Before the sun emerged behind heavy cloud cover and coffee finished brewing at homes across Portland, boisterous screams reverberated around the Stott Community Field Monday morning. The Vikings football squad was on the field bright and early at 7 a.m. to officially begin its first preseason practice.
The first practice

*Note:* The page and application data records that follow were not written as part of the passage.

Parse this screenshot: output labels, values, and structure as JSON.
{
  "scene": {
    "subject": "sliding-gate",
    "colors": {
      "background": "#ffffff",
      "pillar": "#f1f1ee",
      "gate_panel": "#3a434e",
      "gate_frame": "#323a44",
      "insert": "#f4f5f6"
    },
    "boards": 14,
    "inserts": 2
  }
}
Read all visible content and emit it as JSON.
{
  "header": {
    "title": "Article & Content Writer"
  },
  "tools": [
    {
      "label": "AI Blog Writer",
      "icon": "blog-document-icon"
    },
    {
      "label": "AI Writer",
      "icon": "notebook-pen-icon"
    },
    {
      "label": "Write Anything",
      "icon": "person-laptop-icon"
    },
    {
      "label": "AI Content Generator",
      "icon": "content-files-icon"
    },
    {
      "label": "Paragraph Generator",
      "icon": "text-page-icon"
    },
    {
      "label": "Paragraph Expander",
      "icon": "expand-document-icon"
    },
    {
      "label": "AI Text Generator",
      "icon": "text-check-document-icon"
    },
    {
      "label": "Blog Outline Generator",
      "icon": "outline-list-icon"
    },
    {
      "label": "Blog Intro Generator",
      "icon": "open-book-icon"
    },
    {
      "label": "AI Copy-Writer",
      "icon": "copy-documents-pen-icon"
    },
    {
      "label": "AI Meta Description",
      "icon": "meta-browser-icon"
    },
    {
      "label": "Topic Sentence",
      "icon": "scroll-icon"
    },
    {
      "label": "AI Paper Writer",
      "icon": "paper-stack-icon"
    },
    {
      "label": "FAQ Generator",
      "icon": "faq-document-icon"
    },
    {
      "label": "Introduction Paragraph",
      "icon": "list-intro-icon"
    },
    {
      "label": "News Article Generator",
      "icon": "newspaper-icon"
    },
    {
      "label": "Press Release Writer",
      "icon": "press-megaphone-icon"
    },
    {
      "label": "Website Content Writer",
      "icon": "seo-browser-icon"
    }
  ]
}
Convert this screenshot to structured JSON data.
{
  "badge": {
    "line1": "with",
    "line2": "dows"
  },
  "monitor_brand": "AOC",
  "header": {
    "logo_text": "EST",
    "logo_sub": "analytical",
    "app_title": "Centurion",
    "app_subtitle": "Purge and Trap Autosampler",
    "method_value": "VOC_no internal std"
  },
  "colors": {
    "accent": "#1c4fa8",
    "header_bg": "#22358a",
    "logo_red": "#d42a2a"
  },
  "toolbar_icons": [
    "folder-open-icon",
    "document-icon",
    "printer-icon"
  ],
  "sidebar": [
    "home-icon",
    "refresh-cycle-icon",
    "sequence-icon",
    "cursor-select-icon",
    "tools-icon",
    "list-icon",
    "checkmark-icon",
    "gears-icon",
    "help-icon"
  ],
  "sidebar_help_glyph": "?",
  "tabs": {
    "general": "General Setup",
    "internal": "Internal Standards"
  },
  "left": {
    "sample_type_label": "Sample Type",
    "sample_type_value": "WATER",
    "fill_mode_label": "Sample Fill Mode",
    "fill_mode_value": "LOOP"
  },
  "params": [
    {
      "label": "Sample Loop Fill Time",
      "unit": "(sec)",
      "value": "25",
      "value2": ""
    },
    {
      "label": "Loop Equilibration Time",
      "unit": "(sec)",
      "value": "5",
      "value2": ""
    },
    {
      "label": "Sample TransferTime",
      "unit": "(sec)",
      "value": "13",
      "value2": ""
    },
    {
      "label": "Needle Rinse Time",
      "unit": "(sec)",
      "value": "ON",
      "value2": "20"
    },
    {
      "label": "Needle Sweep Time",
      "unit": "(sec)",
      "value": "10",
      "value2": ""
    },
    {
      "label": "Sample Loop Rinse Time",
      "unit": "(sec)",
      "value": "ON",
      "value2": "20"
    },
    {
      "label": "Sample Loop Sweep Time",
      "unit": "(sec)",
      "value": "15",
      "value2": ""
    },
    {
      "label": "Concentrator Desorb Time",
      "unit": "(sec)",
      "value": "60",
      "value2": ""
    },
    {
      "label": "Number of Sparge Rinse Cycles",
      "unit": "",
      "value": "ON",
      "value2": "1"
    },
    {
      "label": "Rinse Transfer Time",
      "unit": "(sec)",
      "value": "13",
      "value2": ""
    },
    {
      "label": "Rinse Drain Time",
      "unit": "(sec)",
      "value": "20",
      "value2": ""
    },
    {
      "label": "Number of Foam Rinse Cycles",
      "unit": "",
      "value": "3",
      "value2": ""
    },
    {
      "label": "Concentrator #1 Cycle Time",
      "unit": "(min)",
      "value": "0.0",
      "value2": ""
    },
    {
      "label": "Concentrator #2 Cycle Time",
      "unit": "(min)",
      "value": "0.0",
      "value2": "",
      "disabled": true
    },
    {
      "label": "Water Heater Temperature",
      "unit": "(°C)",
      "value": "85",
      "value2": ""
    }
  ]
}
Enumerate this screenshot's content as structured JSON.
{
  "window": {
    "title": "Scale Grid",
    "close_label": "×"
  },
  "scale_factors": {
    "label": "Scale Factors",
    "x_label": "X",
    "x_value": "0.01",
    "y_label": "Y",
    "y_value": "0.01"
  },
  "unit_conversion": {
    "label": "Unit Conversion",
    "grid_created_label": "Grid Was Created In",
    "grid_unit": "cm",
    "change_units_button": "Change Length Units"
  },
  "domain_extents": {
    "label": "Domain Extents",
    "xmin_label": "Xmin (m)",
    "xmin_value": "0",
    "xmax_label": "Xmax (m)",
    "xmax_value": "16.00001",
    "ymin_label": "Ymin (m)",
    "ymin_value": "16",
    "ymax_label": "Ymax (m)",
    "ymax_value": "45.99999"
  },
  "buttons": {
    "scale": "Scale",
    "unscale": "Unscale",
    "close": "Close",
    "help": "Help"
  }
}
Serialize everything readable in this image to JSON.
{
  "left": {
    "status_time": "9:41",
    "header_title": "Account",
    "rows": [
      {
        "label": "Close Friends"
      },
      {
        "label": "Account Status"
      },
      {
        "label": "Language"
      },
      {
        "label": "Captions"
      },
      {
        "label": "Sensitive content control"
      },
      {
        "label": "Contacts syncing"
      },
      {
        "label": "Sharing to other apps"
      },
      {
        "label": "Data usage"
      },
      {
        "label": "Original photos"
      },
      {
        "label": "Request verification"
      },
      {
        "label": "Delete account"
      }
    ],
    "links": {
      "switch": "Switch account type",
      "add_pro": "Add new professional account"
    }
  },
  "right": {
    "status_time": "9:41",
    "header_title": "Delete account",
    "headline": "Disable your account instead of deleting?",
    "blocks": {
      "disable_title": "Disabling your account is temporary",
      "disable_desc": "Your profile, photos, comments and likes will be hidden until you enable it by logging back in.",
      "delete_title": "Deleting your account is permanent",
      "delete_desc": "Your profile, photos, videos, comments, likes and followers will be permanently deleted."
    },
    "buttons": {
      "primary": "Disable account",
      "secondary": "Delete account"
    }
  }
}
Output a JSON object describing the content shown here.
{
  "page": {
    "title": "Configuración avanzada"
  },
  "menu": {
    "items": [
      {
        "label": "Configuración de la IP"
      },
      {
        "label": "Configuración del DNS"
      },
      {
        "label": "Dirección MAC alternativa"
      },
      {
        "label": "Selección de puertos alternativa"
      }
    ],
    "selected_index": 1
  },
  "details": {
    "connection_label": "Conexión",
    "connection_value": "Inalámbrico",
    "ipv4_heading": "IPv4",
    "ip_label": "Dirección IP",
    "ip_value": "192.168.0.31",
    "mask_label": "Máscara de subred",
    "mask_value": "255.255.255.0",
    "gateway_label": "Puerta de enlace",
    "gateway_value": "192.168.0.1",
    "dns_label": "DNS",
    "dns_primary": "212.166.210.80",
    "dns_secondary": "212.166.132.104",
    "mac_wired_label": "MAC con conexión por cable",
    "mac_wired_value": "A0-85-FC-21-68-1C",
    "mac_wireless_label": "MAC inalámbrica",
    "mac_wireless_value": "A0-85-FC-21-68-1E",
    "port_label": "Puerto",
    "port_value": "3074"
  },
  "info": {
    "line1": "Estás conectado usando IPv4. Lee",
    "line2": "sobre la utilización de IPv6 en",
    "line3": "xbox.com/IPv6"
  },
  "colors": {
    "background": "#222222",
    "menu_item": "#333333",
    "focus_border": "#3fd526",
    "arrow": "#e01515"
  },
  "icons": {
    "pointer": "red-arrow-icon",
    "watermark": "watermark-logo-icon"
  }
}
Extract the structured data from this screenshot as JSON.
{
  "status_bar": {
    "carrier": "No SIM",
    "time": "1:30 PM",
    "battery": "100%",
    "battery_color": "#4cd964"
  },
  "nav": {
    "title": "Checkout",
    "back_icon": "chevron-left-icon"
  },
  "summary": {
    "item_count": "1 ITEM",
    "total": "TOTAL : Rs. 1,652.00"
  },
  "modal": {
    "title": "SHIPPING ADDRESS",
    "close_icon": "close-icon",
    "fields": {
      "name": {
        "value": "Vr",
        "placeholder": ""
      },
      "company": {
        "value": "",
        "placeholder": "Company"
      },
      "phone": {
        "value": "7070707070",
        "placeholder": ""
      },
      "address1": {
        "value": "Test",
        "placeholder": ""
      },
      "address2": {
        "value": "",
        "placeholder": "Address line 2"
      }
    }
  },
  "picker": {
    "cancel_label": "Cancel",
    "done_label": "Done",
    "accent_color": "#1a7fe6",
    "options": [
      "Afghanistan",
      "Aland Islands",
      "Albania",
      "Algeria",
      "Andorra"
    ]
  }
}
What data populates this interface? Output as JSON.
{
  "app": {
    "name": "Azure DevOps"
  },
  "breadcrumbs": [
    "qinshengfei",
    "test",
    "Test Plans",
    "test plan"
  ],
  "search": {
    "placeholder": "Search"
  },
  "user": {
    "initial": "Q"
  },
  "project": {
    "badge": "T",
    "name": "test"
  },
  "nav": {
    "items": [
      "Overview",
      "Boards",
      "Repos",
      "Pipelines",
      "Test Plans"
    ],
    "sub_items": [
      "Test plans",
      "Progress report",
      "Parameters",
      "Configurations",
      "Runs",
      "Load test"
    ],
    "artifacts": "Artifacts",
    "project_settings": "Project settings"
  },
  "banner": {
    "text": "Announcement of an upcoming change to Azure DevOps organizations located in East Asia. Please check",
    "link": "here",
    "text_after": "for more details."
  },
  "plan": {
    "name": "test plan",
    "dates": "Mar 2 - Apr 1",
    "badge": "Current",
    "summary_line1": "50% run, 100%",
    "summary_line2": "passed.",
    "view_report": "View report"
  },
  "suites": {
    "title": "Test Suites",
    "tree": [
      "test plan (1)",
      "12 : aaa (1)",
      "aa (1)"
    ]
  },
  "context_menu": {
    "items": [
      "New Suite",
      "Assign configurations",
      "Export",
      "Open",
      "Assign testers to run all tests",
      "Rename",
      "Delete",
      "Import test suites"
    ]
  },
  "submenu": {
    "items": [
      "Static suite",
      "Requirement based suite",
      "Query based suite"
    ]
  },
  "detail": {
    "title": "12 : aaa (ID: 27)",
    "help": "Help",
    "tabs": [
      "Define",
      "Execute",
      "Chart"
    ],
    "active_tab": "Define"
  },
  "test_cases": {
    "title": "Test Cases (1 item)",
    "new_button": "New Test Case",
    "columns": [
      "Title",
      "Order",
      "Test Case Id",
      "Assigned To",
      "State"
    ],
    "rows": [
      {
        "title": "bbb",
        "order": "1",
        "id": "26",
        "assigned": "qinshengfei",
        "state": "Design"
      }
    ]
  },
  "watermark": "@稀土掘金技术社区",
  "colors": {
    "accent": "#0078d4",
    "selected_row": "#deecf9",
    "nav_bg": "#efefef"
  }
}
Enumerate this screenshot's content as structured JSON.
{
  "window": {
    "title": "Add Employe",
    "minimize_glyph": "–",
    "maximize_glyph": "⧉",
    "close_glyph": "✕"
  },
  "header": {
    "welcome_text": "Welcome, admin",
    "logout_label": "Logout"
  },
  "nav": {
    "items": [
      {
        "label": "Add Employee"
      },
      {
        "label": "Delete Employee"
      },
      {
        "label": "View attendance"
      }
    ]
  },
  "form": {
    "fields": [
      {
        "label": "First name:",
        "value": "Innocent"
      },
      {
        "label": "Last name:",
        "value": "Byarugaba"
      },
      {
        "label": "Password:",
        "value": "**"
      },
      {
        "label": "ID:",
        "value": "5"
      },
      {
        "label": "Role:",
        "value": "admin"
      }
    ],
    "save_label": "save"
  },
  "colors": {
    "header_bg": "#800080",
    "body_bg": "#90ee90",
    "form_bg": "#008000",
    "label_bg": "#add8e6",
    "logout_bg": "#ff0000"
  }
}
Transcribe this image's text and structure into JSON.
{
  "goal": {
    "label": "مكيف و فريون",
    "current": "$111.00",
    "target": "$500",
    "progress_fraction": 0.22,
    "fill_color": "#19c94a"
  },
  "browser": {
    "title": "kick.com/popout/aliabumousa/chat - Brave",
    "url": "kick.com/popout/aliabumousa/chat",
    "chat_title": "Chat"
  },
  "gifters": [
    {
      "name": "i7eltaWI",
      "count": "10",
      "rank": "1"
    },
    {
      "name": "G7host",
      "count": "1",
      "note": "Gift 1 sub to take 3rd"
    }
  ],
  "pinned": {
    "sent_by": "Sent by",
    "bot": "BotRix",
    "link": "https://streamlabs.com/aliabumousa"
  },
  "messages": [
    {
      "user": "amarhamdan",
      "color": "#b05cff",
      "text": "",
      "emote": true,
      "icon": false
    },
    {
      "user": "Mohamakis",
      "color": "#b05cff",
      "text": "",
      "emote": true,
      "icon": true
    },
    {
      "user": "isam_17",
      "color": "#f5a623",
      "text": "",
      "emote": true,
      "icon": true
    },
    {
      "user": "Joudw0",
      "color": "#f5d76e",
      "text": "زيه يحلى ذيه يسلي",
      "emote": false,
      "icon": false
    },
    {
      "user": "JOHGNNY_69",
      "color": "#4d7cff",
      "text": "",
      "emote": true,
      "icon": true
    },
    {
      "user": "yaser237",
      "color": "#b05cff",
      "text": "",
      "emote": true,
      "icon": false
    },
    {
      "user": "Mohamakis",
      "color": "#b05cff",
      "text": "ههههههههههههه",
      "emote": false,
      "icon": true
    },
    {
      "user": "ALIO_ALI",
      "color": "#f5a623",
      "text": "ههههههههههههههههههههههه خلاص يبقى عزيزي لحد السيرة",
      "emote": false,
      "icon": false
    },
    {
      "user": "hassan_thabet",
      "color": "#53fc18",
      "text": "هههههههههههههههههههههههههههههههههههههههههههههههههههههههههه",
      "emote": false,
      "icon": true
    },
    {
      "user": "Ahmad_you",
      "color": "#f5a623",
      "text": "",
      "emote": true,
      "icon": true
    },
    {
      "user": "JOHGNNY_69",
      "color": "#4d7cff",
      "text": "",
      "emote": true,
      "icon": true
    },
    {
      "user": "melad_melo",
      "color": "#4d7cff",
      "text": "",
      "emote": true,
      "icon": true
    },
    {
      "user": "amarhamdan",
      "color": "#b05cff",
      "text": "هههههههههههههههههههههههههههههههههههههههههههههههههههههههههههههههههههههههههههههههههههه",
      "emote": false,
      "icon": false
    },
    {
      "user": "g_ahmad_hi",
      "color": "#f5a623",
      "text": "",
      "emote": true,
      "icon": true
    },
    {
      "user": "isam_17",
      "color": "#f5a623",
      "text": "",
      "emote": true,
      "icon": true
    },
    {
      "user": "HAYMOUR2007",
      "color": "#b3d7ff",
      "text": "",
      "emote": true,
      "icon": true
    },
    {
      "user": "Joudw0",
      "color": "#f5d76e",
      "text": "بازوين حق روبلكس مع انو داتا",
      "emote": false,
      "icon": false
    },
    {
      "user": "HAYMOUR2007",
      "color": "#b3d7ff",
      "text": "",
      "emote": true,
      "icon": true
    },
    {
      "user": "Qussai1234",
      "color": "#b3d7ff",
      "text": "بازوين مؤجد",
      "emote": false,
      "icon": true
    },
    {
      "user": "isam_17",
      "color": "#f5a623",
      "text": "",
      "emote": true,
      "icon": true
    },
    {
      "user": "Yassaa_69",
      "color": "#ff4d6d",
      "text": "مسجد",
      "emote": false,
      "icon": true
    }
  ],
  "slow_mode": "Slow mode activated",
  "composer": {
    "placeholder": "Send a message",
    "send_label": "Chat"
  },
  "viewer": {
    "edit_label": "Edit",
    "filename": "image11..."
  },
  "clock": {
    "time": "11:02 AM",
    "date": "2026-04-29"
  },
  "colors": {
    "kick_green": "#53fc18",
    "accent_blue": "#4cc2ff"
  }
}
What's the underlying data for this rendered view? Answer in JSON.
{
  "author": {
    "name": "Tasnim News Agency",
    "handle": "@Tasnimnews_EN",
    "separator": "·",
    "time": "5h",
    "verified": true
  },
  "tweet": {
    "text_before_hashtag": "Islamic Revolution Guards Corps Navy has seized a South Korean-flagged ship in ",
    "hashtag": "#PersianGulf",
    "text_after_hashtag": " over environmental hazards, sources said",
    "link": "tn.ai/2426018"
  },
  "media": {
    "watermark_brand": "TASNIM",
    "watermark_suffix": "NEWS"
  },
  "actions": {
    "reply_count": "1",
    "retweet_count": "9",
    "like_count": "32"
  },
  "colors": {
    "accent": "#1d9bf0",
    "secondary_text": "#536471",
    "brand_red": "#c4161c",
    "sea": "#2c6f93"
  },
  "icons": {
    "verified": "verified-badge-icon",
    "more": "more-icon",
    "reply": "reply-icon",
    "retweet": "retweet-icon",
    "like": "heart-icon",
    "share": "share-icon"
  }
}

Before the sun emerged behind heavy cloud cover and coffee finished brewing at homes across Portland, boisterous screams reverberated around the Stott Community Field Monday morning. The Vikings football squad was on the field bright and early at 7 a.m. to officially begin its first preseason practice. Starting practice prior to the crack of dawn is a concept head coach Jerry Glanville devised at the University of Hawaii, where it was too humid and warm for workouts during the afternoon hours. Previously, the Vikings alternated between midday and afternoon practices, but Glanville believes early start times will prove effective. “A 7 a.m. start is really the only way to go,” Glanville said. “It really helps the players maintain their weight and allows them to get practice out of the way so they can attend classes. It just gives them a nice start to the day.” While the drastic changes to the practice schedule will require an acclimation period, players seemed upbeat and enthusiastic about finishing workouts sooner rather than later. “The advantage to having practice in the morning is now we have all day,” said linebacker Jordan Senn. “Once you wake up, it’s a bit tiring at first. But, once you come out here and start running, it might as well be noon.” Regardless of when practice began, both players and coaches relished the opportunity to step back on the turf for the first time since spring. As the Vikings flew around the field without contact (full-pad practices will begin August 14), smiles were frequent and laughs came in bunches. Aside from the occasional joke, the often-comedic Glanville orchestrated a strict, straightforward practice session. Players were separated by position for the majority of practice, as position coaches closely instructed and educated players on the team’s new offensive and defensive schemes. Offensive coordinator Mouse Davis focused his attention exclusively on his offensive unit to gauge its competency in the newly installed run-and-shoot offense. As the offensive scheme’s creator, Davis’ keen eye can recognize when a team has potential for running the fast-paced system. “It really looked like the first day of practice out there,” Davis said. “There is more speed than in the spring, which is exciting. And the quarterbacks have improved. We’re not ready to play, but I think we have the right pieces here of the run-and-shoot.” The alignment’s success hinges on a quarterback’s pinpoint accuracy, quick receivers and a powerful one-back running set. A product of a relentless passing attack, the run-and-shoot is notorious for amassing gobs of passing yardage and giving fans reason to cheer as touchdowns are scored early and often. Davis is confident the Vikings will eventually execute the run-and-shoot effectively, but he has yet to determine which quarterback will direct the offense. The frontrunners are senior Brian White and sophomore Tygue Howland. Both threw well at practice, hitting receivers in stride and illustrating an understanding of the offense. However, Davis is uncertain when a starter will be announced. On the defensive side, Glanville took a hands-on approach to teaching his patented 3-4 scheme. Senn, named as an All-Big Sky Conference linebacker, said he is motivated by Glanville’s willingness to interact with players on an individual level and his attention to detail, because most head coaches act as managers rather than invested teachers. Glanville said the Vikings have improved immensely since spring practices, where players seemed confused. With improvements, Portland State could be a step closer to being “the hardest hitting team on the West Coast” as Glanville predicted when he arrived in the South Park Blocks. “Defensively, we have picked it up probably quicker than anywhere I have been,” Glanville, a former NFL head coach, said. “We are so much better, and we still have to get a whole lot better.” Practice concluded with a loud air horn blast that called for the players to line up along the field’s west end zone. Coaches then ordered players to sprint the entire 120 yards of the field, six times. Players ran in heats of about 15 yards and were noticeably tired. The sheer exhaustion was evident as wide receiver Tremayne Kirkland shouted, “runnin’ until the wheels fall off, baby,” after finishing his final full-length sprint. “Playing football under coach Glanville and coach Davis is a blessing,” Kirkland said. “Conditioning is usually looked at as punishment, but I figure I could be working a real job right now. So, I’m fortunate to be here.” Quarterback Comparison: Tygue Howland Brian White Year: Sophomore Year: Senior Height: 6’3″ Height: 6’5″ Weight: 220 Weight: 225 Vanguard’s analysis: Velocity (Howland) Accuracy (push) Long ball (White) Short ball (Howland) Offensive understanding (Howland) Spiral (Howland) Agility (White) Toughness (push) Physical measurables (White) Experience (push) Arm strength (White)